Through a series of thought–provoking articles, Wind, Life, Health: Anthropological and Historical Perspectives examines people s intimate relationships with the wind. Seeking a balance between detailed ethnography and broad theoretical insights, the editors have gathered a diverse group of contributors whose works illustrate the similar patterns of human/wind relationships across cultures hunters and gatherers in the polar regions, inhabitants of the Malaysian rain forest, Andaman Islands, ancient India, China, Greece, Muslim East Africa, Victorian England, and mountain–dwelling Swiss. We discover how people through history have grappled physically and conceptually with winds and spirits, and how it affected their practice.
Like a breath of fresh air, this pioneering work will lead to a deeper understanding of the ways in which our experience of the wind has influenced our awareness and understanding of the world, and continues to shape our culture.

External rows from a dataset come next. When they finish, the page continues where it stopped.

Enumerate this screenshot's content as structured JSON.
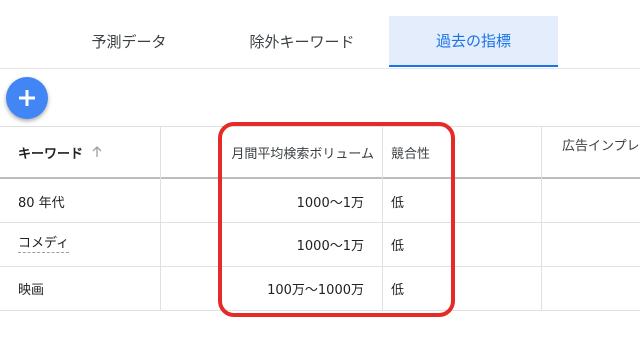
{
  "tabs": [
    {
      "label": "予測データ"
    },
    {
      "label": "除外キーワード"
    },
    {
      "label": "過去の指標"
    }
  ],
  "table": {
    "headers": {
      "keyword": "キーワード",
      "volume": "月間平均検索ボリューム",
      "competition": "競合性",
      "impressions": "広告インプレ"
    },
    "rows": [
      {
        "keyword": "80 年代",
        "volume": "1000～1万",
        "competition": "低"
      },
      {
        "keyword": "コメディ",
        "volume": "1000～1万",
        "competition": "低"
      },
      {
        "keyword": "映画",
        "volume": "100万～1000万",
        "competition": "低"
      }
    ]
  },
  "colors": {
    "accent": "#1a73e8",
    "fab": "#4285f4",
    "highlight": "#e52b27",
    "active_tab_bg": "#e3edfb"
  },
  "icons": {
    "fab": "plus-icon",
    "sort": "arrow-up-icon"
  }
}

Introduction (Chris Low and Elisabeth Hsu).
1. Earth, sky, wind, and weather (Tim Ingold).
2. Wafting on the wind: smell and the cycle of spirit and matter (David Parkin).

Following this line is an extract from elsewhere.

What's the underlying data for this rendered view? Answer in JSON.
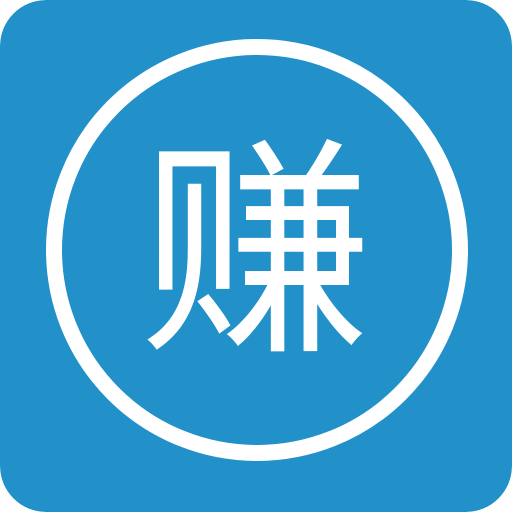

3. Blowing ′cross the crest of Mount Galeng : winds of the voice, winds of the spirits (Marina Roseman).
4. Khoisan wind: hunting and healing (Chris Low).
5. Time to move: winds and the political economy of space in Andamanese culture (Vishvajit Pandya).

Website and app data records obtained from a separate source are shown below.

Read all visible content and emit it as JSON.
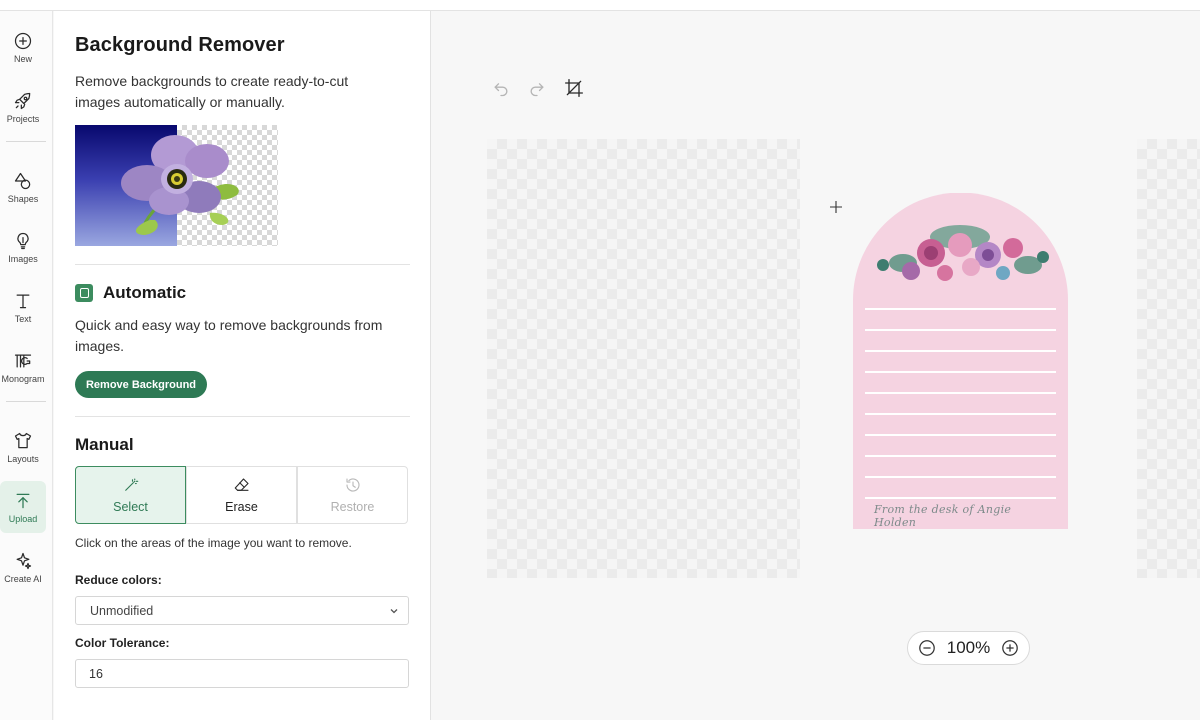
{
  "rail": {
    "items": [
      {
        "label": "New",
        "icon": "plus-circle-icon"
      },
      {
        "label": "Projects",
        "icon": "rocket-icon"
      },
      {
        "label": "Shapes",
        "icon": "shapes-icon"
      },
      {
        "label": "Images",
        "icon": "lightbulb-icon"
      },
      {
        "label": "Text",
        "icon": "text-icon"
      },
      {
        "label": "Monogram",
        "icon": "monogram-icon"
      },
      {
        "label": "Layouts",
        "icon": "shirt-icon"
      },
      {
        "label": "Upload",
        "icon": "upload-icon",
        "active": true
      },
      {
        "label": "Create AI",
        "icon": "sparkle-icon"
      }
    ]
  },
  "panel": {
    "title": "Background Remover",
    "description": "Remove backgrounds to create ready-to-cut images automatically or manually.",
    "automatic": {
      "title": "Automatic",
      "description": "Quick and easy way to remove backgrounds from images.",
      "button_label": "Remove Background"
    },
    "manual": {
      "title": "Manual",
      "tools": [
        {
          "label": "Select",
          "icon": "magic-wand-icon",
          "state": "selected"
        },
        {
          "label": "Erase",
          "icon": "eraser-icon",
          "state": "normal"
        },
        {
          "label": "Restore",
          "icon": "restore-history-icon",
          "state": "disabled"
        }
      ],
      "hint": "Click on the areas of the image you want to remove.",
      "reduce_colors_label": "Reduce colors:",
      "reduce_colors_value": "Unmodified",
      "color_tolerance_label": "Color Tolerance:",
      "color_tolerance_value": "16"
    }
  },
  "canvas": {
    "toolbar": {
      "undo": "undo-icon",
      "redo": "redo-icon",
      "crop": "crop-icon"
    },
    "card_signature": "From the desk of Angie Holden",
    "zoom": "100%"
  },
  "colors": {
    "accent_green": "#2e7a55",
    "card_pink": "#f5d3e1"
  }
}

6. The bodily winds in ancient India revisited (Kenneth G. Zysk).
7. The experience of wind in early and medieval Chinese medicine (Elisabeth Hsu).
8. Pneuma between body and soul (Geoffrey Lloyd).
9. Gruff boreas, deadly calms: a medical perspective on winds and the Victorians (Vladimir Jankovic).
10. An ill wind: the Foehn in Leukerbad and beyond (Sarah Strauss).
Chris Low, a postdoctorate at Oxford, holds an ESRC Research Fellowship and is currently involved with research on the changing relationships between animals, Bushmen, and Bushman medicine.